REQUIRED WORK: Could you restate every record below word for word?

DATASET EXCERPTS:
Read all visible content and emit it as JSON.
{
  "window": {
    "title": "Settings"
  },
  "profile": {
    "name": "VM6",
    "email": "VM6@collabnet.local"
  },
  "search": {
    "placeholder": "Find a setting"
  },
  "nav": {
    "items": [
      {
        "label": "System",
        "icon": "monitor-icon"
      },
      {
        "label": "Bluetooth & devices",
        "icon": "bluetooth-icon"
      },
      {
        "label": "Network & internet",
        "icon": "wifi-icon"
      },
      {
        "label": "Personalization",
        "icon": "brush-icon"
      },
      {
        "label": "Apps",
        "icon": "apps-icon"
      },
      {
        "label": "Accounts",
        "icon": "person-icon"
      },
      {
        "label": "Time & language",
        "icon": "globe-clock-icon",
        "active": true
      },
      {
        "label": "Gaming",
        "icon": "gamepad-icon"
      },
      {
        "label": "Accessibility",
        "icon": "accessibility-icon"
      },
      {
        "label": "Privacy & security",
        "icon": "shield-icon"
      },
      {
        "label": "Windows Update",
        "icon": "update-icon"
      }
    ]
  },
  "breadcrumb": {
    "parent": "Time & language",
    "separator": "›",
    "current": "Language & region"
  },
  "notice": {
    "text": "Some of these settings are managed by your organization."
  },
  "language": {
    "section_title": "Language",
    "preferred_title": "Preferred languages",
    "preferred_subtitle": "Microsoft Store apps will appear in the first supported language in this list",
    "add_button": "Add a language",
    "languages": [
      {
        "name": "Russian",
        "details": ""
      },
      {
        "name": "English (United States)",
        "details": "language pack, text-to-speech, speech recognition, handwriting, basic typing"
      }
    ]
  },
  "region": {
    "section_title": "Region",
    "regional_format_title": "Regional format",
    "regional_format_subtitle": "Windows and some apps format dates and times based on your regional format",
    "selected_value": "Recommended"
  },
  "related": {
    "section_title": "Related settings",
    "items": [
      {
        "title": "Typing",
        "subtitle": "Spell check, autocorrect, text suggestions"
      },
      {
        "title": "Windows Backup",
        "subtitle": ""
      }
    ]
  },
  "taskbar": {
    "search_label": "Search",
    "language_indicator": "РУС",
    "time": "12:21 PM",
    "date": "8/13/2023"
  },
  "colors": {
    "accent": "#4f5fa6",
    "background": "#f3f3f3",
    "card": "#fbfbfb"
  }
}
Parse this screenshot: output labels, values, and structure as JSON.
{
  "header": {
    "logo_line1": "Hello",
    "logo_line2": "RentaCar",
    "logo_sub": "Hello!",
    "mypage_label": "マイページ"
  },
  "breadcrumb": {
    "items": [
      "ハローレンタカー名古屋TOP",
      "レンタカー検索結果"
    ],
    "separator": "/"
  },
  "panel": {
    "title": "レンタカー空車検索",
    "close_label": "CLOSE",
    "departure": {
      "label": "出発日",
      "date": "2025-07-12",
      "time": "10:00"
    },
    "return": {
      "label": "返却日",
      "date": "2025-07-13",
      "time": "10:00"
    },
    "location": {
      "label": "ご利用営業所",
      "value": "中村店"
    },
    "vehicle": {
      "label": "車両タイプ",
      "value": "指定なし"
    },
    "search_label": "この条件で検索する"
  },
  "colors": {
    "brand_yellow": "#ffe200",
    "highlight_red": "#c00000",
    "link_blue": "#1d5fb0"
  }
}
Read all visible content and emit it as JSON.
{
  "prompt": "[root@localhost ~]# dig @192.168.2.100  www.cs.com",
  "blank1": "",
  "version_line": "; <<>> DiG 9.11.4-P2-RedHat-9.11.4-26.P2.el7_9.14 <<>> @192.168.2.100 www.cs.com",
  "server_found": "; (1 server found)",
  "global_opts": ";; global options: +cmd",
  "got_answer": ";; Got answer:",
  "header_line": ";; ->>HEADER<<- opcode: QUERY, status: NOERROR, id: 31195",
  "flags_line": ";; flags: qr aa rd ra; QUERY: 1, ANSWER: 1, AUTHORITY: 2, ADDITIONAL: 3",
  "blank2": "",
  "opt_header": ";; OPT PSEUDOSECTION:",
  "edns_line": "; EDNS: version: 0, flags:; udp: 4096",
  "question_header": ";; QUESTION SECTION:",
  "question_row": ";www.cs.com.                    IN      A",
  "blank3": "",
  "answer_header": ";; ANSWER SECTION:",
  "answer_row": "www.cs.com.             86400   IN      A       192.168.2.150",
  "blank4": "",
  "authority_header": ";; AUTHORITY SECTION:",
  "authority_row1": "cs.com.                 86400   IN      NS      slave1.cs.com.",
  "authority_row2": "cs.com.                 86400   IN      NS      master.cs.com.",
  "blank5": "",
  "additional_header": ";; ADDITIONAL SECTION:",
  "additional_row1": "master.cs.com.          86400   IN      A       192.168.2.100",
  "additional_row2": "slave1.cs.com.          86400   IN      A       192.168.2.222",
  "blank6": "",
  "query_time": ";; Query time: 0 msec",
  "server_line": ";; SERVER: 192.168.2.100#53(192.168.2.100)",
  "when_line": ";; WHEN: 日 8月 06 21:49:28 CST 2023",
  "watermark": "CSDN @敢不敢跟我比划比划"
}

PROBLEM SOLUTION:
Read all visible content and emit it as JSON.
{
  "window": {
    "title": "Settings"
  },
  "profile": {
    "name": "VM6",
    "email": "VM6@collabnet.local"
  },
  "search": {
    "placeholder": "Find a setting"
  },
  "nav": {
    "items": [
      {
        "label": "System",
        "icon": "monitor-icon"
      },
      {
        "label": "Bluetooth & devices",
        "icon": "bluetooth-icon"
      },
      {
        "label": "Network & internet",
        "icon": "wifi-icon"
      },
      {
        "label": "Personalization",
        "icon": "brush-icon"
      },
      {
        "label": "Apps",
        "icon": "apps-icon"
      },
      {
        "label": "Accounts",
        "icon": "person-icon"
      },
      {
        "label": "Time & language",
        "icon": "globe-clock-icon",
        "active": true
      },
      {
        "label": "Gaming",
        "icon": "gamepad-icon"
      },
      {
        "label": "Accessibility",
        "icon": "accessibility-icon"
      },
      {
        "label": "Privacy & security",
        "icon": "shield-icon"
      },
      {
        "label": "Windows Update",
        "icon": "update-icon"
      }
    ]
  },
  "breadcrumb": {
    "parent": "Time & language",
    "separator": "›",
    "current": "Language & region"
  },
  "notice": {
    "text": "Some of these settings are managed by your organization."
  },
  "language": {
    "section_title": "Language",
    "preferred_title": "Preferred languages",
    "preferred_subtitle": "Microsoft Store apps will appear in the first supported language in this list",
    "add_button": "Add a language",
    "languages": [
      {
        "name": "Russian",
        "details": ""
      },
      {
        "name": "English (United States)",
        "details": "language pack, text-to-speech, speech recognition, handwriting, basic typing"
      }
    ]
  },
  "region": {
    "section_title": "Region",
    "regional_format_title": "Regional format",
    "regional_format_subtitle": "Windows and some apps format dates and times based on your regional format",
    "selected_value": "Recommended"
  },
  "related": {
    "section_title": "Related settings",
    "items": [
      {
        "title": "Typing",
        "subtitle": "Spell check, autocorrect, text suggestions"
      },
      {
        "title": "Windows Backup",
        "subtitle": ""
      }
    ]
  },
  "taskbar": {
    "search_label": "Search",
    "language_indicator": "РУС",
    "time": "12:21 PM",
    "date": "8/13/2023"
  },
  "colors": {
    "accent": "#4f5fa6",
    "background": "#f3f3f3",
    "card": "#fbfbfb"
  }
}
Parse this screenshot: output labels, values, and structure as JSON.
{
  "header": {
    "logo_line1": "Hello",
    "logo_line2": "RentaCar",
    "logo_sub": "Hello!",
    "mypage_label": "マイページ"
  },
  "breadcrumb": {
    "items": [
      "ハローレンタカー名古屋TOP",
      "レンタカー検索結果"
    ],
    "separator": "/"
  },
  "panel": {
    "title": "レンタカー空車検索",
    "close_label": "CLOSE",
    "departure": {
      "label": "出発日",
      "date": "2025-07-12",
      "time": "10:00"
    },
    "return": {
      "label": "返却日",
      "date": "2025-07-13",
      "time": "10:00"
    },
    "location": {
      "label": "ご利用営業所",
      "value": "中村店"
    },
    "vehicle": {
      "label": "車両タイプ",
      "value": "指定なし"
    },
    "search_label": "この条件で検索する"
  },
  "colors": {
    "brand_yellow": "#ffe200",
    "highlight_red": "#c00000",
    "link_blue": "#1d5fb0"
  }
}
Read all visible content and emit it as JSON.
{
  "prompt": "[root@localhost ~]# dig @192.168.2.100  www.cs.com",
  "blank1": "",
  "version_line": "; <<>> DiG 9.11.4-P2-RedHat-9.11.4-26.P2.el7_9.14 <<>> @192.168.2.100 www.cs.com",
  "server_found": "; (1 server found)",
  "global_opts": ";; global options: +cmd",
  "got_answer": ";; Got answer:",
  "header_line": ";; ->>HEADER<<- opcode: QUERY, status: NOERROR, id: 31195",
  "flags_line": ";; flags: qr aa rd ra; QUERY: 1, ANSWER: 1, AUTHORITY: 2, ADDITIONAL: 3",
  "blank2": "",
  "opt_header": ";; OPT PSEUDOSECTION:",
  "edns_line": "; EDNS: version: 0, flags:; udp: 4096",
  "question_header": ";; QUESTION SECTION:",
  "question_row": ";www.cs.com.                    IN      A",
  "blank3": "",
  "answer_header": ";; ANSWER SECTION:",
  "answer_row": "www.cs.com.             86400   IN      A       192.168.2.150",
  "blank4": "",
  "authority_header": ";; AUTHORITY SECTION:",
  "authority_row1": "cs.com.                 86400   IN      NS      slave1.cs.com.",
  "authority_row2": "cs.com.                 86400   IN      NS      master.cs.com.",
  "blank5": "",
  "additional_header": ";; ADDITIONAL SECTION:",
  "additional_row1": "master.cs.com.          86400   IN      A       192.168.2.100",
  "additional_row2": "slave1.cs.com.          86400   IN      A       192.168.2.222",
  "blank6": "",
  "query_time": ";; Query time: 0 msec",
  "server_line": ";; SERVER: 192.168.2.100#53(192.168.2.100)",
  "when_line": ";; WHEN: 日 8月 06 21:49:28 CST 2023",
  "watermark": "CSDN @敢不敢跟我比划比划"
}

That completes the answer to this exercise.